───── Data
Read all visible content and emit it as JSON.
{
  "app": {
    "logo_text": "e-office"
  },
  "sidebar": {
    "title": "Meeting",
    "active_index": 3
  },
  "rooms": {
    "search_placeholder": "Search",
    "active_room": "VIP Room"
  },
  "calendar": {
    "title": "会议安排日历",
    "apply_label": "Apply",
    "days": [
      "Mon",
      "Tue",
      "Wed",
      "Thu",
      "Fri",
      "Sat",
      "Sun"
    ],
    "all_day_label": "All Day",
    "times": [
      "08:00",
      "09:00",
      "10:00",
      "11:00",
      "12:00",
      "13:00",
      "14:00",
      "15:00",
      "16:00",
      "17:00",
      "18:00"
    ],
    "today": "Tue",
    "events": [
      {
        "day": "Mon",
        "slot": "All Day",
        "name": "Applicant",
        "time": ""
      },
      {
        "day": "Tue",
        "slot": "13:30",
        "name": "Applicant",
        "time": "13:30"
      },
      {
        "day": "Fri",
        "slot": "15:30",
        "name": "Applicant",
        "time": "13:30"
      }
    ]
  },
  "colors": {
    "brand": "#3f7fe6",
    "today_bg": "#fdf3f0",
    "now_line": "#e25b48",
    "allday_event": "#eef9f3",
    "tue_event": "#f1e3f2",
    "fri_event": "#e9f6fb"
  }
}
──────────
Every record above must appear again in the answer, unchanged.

Completed exercise
Read all visible content and emit it as JSON.
{
  "app": {
    "logo_text": "e-office"
  },
  "sidebar": {
    "title": "Meeting",
    "active_index": 3
  },
  "rooms": {
    "search_placeholder": "Search",
    "active_room": "VIP Room"
  },
  "calendar": {
    "title": "会议安排日历",
    "apply_label": "Apply",
    "days": [
      "Mon",
      "Tue",
      "Wed",
      "Thu",
      "Fri",
      "Sat",
      "Sun"
    ],
    "all_day_label": "All Day",
    "times": [
      "08:00",
      "09:00",
      "10:00",
      "11:00",
      "12:00",
      "13:00",
      "14:00",
      "15:00",
      "16:00",
      "17:00",
      "18:00"
    ],
    "today": "Tue",
    "events": [
      {
        "day": "Mon",
        "slot": "All Day",
        "name": "Applicant",
        "time": ""
      },
      {
        "day": "Tue",
        "slot": "13:30",
        "name": "Applicant",
        "time": "13:30"
      },
      {
        "day": "Fri",
        "slot": "15:30",
        "name": "Applicant",
        "time": "13:30"
      }
    ]
  },
  "colors": {
    "brand": "#3f7fe6",
    "today_bg": "#fdf3f0",
    "now_line": "#e25b48",
    "allday_event": "#eef9f3",
    "tue_event": "#f1e3f2",
    "fri_event": "#e9f6fb"
  }
}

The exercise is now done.